### WHAT YOU SHOULD DO
Your task is to repeat the entries word for word while leaving out the pictures.
BEGIN INPUT FOR THIS TASK
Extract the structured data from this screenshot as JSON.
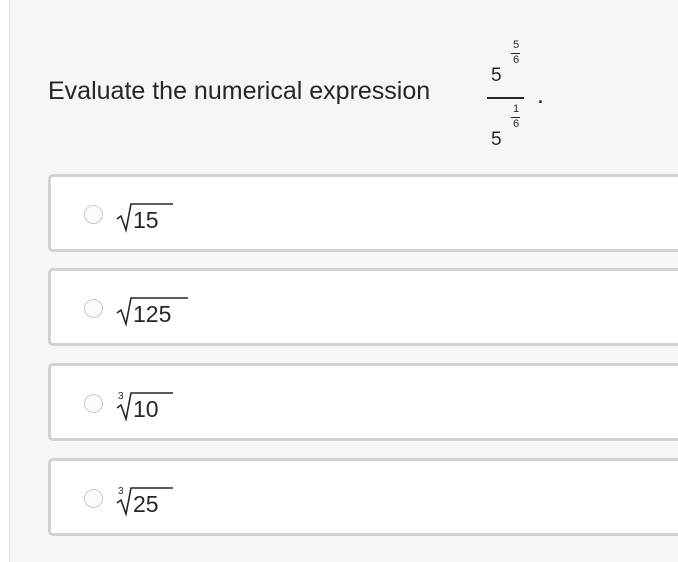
{
  "question": {
    "prompt": "Evaluate the numerical expression",
    "numerator_base": "5",
    "numerator_exp_num": "5",
    "numerator_exp_den": "6",
    "denominator_base": "5",
    "denominator_exp_num": "1",
    "denominator_exp_den": "6",
    "period": "."
  },
  "options": [
    {
      "index": "",
      "radicand": "15"
    },
    {
      "index": "",
      "radicand": "125"
    },
    {
      "index": "3",
      "radicand": "10"
    },
    {
      "index": "3",
      "radicand": "25"
    }
  ]
}
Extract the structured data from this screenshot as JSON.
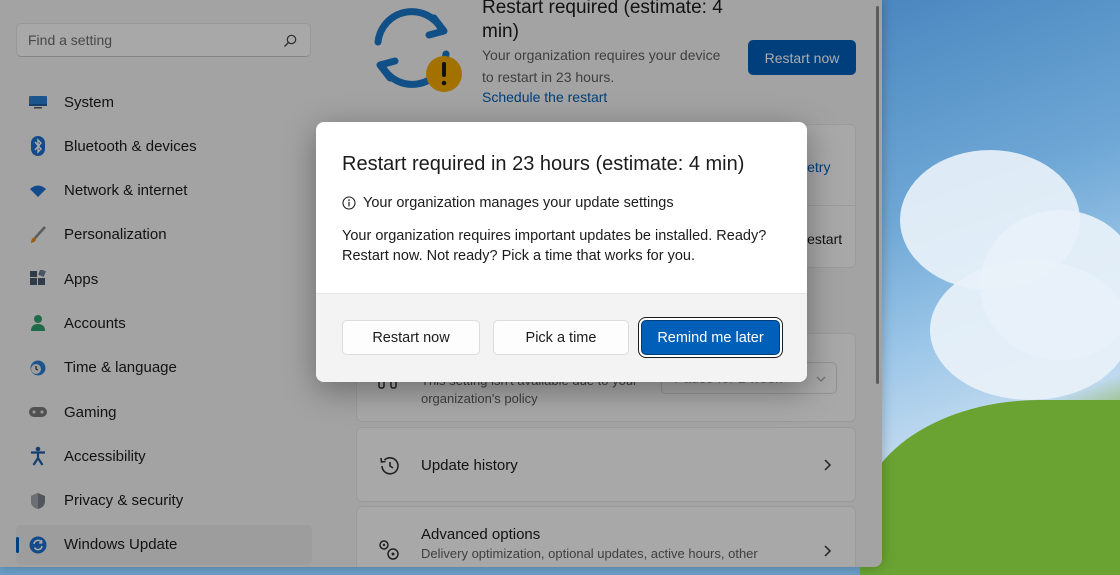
{
  "search": {
    "placeholder": "Find a setting"
  },
  "sidebar": {
    "items": [
      {
        "label": "System",
        "icon": "monitor-icon"
      },
      {
        "label": "Bluetooth & devices",
        "icon": "bluetooth-icon"
      },
      {
        "label": "Network & internet",
        "icon": "wifi-icon"
      },
      {
        "label": "Personalization",
        "icon": "brush-icon"
      },
      {
        "label": "Apps",
        "icon": "apps-icon"
      },
      {
        "label": "Accounts",
        "icon": "person-icon"
      },
      {
        "label": "Time & language",
        "icon": "clock-globe-icon"
      },
      {
        "label": "Gaming",
        "icon": "controller-icon"
      },
      {
        "label": "Accessibility",
        "icon": "accessibility-icon"
      },
      {
        "label": "Privacy & security",
        "icon": "shield-icon"
      },
      {
        "label": "Windows Update",
        "icon": "update-icon",
        "active": true
      }
    ]
  },
  "banner": {
    "title": "Restart required (estimate: 4 min)",
    "description": "Your organization requires your device to restart in 23 hours.",
    "link": "Schedule the restart",
    "button": "Restart now"
  },
  "cards": {
    "retry_label": "Retry",
    "restart_label": "Restart",
    "pause": {
      "subtitle": "This setting isn't available due to your organization's policy",
      "dropdown": "Pause for 1 week"
    },
    "history": {
      "title": "Update history"
    },
    "advanced": {
      "title": "Advanced options",
      "subtitle": "Delivery optimization, optional updates, active hours, other"
    }
  },
  "dialog": {
    "title": "Restart required in 23 hours (estimate: 4 min)",
    "info": "Your organization manages your update settings",
    "body": "Your organization requires important updates be installed. Ready? Restart now. Not ready? Pick a time that works for you.",
    "buttons": {
      "restart_now": "Restart now",
      "pick_time": "Pick a time",
      "remind_later": "Remind me later"
    }
  },
  "colors": {
    "accent": "#005fb8",
    "warning": "#f2a900",
    "sync_blue": "#1a78c8"
  }
}
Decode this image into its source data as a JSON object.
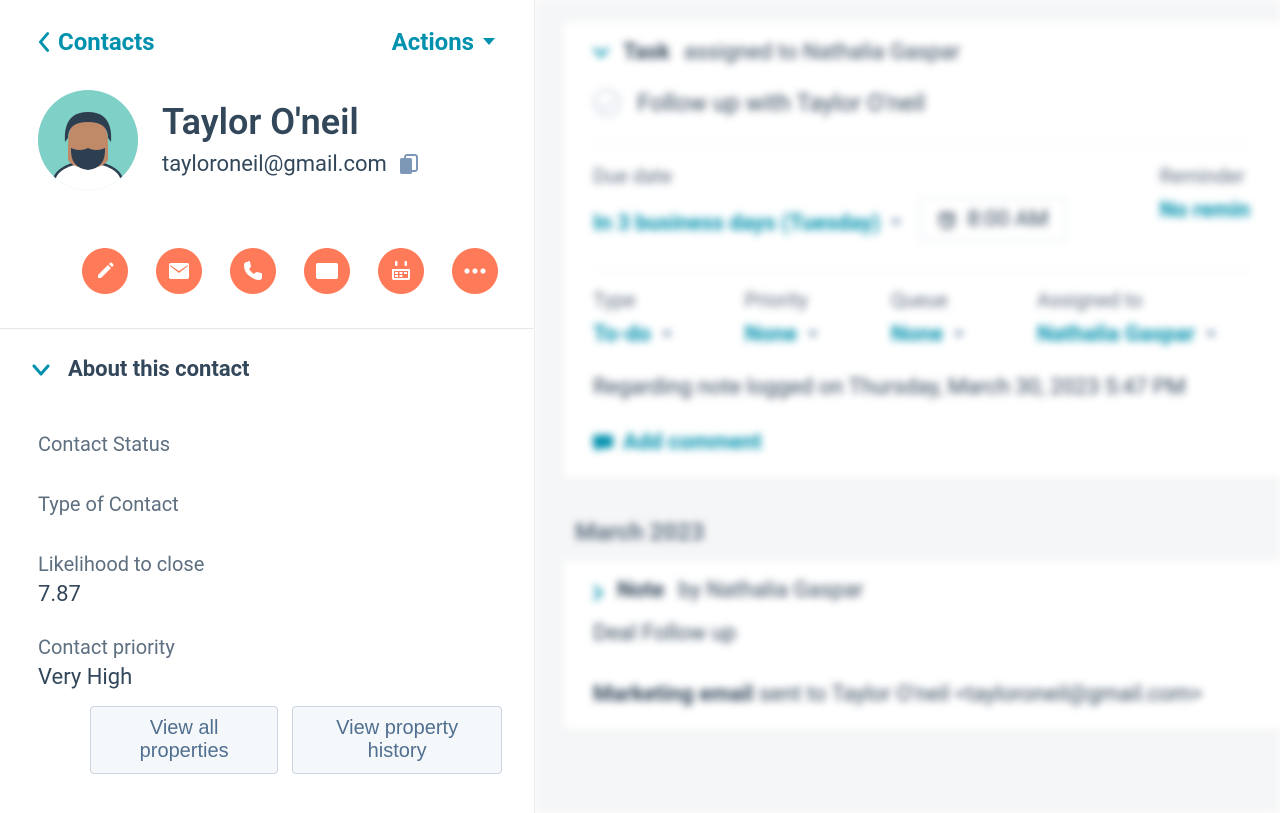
{
  "header": {
    "back_label": "Contacts",
    "actions_label": "Actions"
  },
  "contact": {
    "name": "Taylor O'neil",
    "email": "tayloroneil@gmail.com"
  },
  "about": {
    "title": "About this contact",
    "fields": {
      "contact_status_label": "Contact Status",
      "type_of_contact_label": "Type of Contact",
      "likelihood_label": "Likelihood to close",
      "likelihood_value": "7.87",
      "priority_label": "Contact priority",
      "priority_value": "Very High"
    },
    "buttons": {
      "view_all": "View all properties",
      "view_history": "View property history"
    }
  },
  "timeline": {
    "task": {
      "label_task": "Task",
      "label_assigned_to": "assigned to Nathalia Gaspar",
      "title": "Follow up with Taylor O'neil",
      "due_date_label": "Due date",
      "due_date_value": "In 3 business days (Tuesday)",
      "time_value": "8:00 AM",
      "reminder_label": "Reminder",
      "reminder_value": "No remin",
      "type_label": "Type",
      "type_value": "To-do",
      "priority_label": "Priority",
      "priority_value": "None",
      "queue_label": "Queue",
      "queue_value": "None",
      "assigned_label": "Assigned to",
      "assigned_value": "Nathalia Gaspar",
      "regarding": "Regarding note logged on Thursday, March 30, 2023 5:47 PM",
      "add_comment": "Add comment"
    },
    "month": "March 2023",
    "note": {
      "label_note": "Note",
      "by_text": "by Nathalia Gaspar",
      "body": "Deal Follow up"
    },
    "marketing_email": {
      "label": "Marketing email",
      "rest": "sent to Taylor O'neil <tayloroneil@gmail.com>"
    }
  }
}
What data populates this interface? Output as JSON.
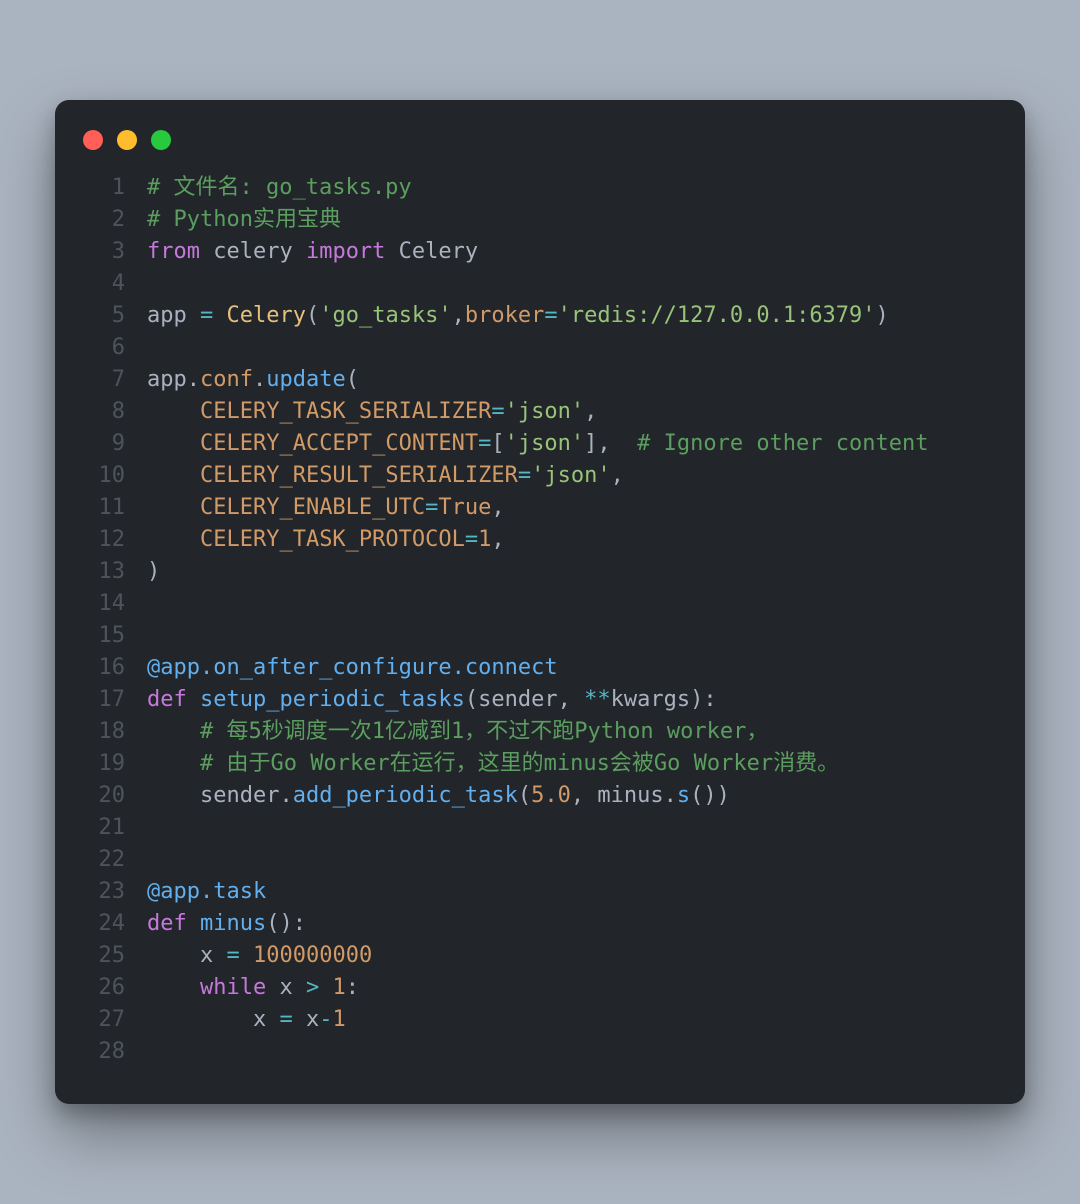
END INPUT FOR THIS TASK
### ANSWER
Extract the structured data from this screenshot as JSON.
{
  "question": {
    "prompt": "Evaluate the numerical expression",
    "numerator_base": "5",
    "numerator_exp_num": "5",
    "numerator_exp_den": "6",
    "denominator_base": "5",
    "denominator_exp_num": "1",
    "denominator_exp_den": "6",
    "period": "."
  },
  "options": [
    {
      "index": "",
      "radicand": "15"
    },
    {
      "index": "",
      "radicand": "125"
    },
    {
      "index": "3",
      "radicand": "10"
    },
    {
      "index": "3",
      "radicand": "25"
    }
  ]
}
Extract the structured data from this screenshot as JSON.
{
  "search": {
    "placeholder": "Find a setting"
  },
  "sidebar": {
    "items": [
      {
        "label": "System",
        "icon": "monitor-icon"
      },
      {
        "label": "Bluetooth & devices",
        "icon": "bluetooth-icon"
      },
      {
        "label": "Network & internet",
        "icon": "wifi-icon"
      },
      {
        "label": "Personalization",
        "icon": "brush-icon"
      },
      {
        "label": "Apps",
        "icon": "apps-icon"
      },
      {
        "label": "Accounts",
        "icon": "person-icon"
      },
      {
        "label": "Time & language",
        "icon": "clock-globe-icon"
      },
      {
        "label": "Gaming",
        "icon": "controller-icon"
      },
      {
        "label": "Accessibility",
        "icon": "accessibility-icon"
      },
      {
        "label": "Privacy & security",
        "icon": "shield-icon"
      },
      {
        "label": "Windows Update",
        "icon": "update-icon",
        "active": true
      }
    ]
  },
  "banner": {
    "title": "Restart required (estimate: 4 min)",
    "description": "Your organization requires your device to restart in 23 hours.",
    "link": "Schedule the restart",
    "button": "Restart now"
  },
  "cards": {
    "retry_label": "Retry",
    "restart_label": "Restart",
    "pause": {
      "subtitle": "This setting isn't available due to your organization's policy",
      "dropdown": "Pause for 1 week"
    },
    "history": {
      "title": "Update history"
    },
    "advanced": {
      "title": "Advanced options",
      "subtitle": "Delivery optimization, optional updates, active hours, other"
    }
  },
  "dialog": {
    "title": "Restart required in 23 hours (estimate: 4 min)",
    "info": "Your organization manages your update settings",
    "body": "Your organization requires important updates be installed. Ready? Restart now. Not ready? Pick a time that works for you.",
    "buttons": {
      "restart_now": "Restart now",
      "pick_time": "Pick a time",
      "remind_later": "Remind me later"
    }
  },
  "colors": {
    "accent": "#005fb8",
    "warning": "#f2a900",
    "sync_blue": "#1a78c8"
  }
}
Decode this image into its source data as a JSON object.
{
  "header": {
    "back_label": "Contacts",
    "actions_label": "Actions"
  },
  "contact": {
    "name": "Taylor O'neil",
    "email": "tayloroneil@gmail.com"
  },
  "about": {
    "title": "About this contact",
    "fields": {
      "contact_status_label": "Contact Status",
      "type_of_contact_label": "Type of Contact",
      "likelihood_label": "Likelihood to close",
      "likelihood_value": "7.87",
      "priority_label": "Contact priority",
      "priority_value": "Very High"
    },
    "buttons": {
      "view_all": "View all properties",
      "view_history": "View property history"
    }
  },
  "timeline": {
    "task": {
      "label_task": "Task",
      "label_assigned_to": "assigned to Nathalia Gaspar",
      "title": "Follow up with Taylor O'neil",
      "due_date_label": "Due date",
      "due_date_value": "In 3 business days (Tuesday)",
      "time_value": "8:00 AM",
      "reminder_label": "Reminder",
      "reminder_value": "No remin",
      "type_label": "Type",
      "type_value": "To-do",
      "priority_label": "Priority",
      "priority_value": "None",
      "queue_label": "Queue",
      "queue_value": "None",
      "assigned_label": "Assigned to",
      "assigned_value": "Nathalia Gaspar",
      "regarding": "Regarding note logged on Thursday, March 30, 2023 5:47 PM",
      "add_comment": "Add comment"
    },
    "month": "March 2023",
    "note": {
      "label_note": "Note",
      "by_text": "by Nathalia Gaspar",
      "body": "Deal Follow up"
    },
    "marketing_email": {
      "label": "Marketing email",
      "rest": "sent to Taylor O'neil <tayloroneil@gmail.com>"
    }
  }
}
What data populates this interface? Output as JSON.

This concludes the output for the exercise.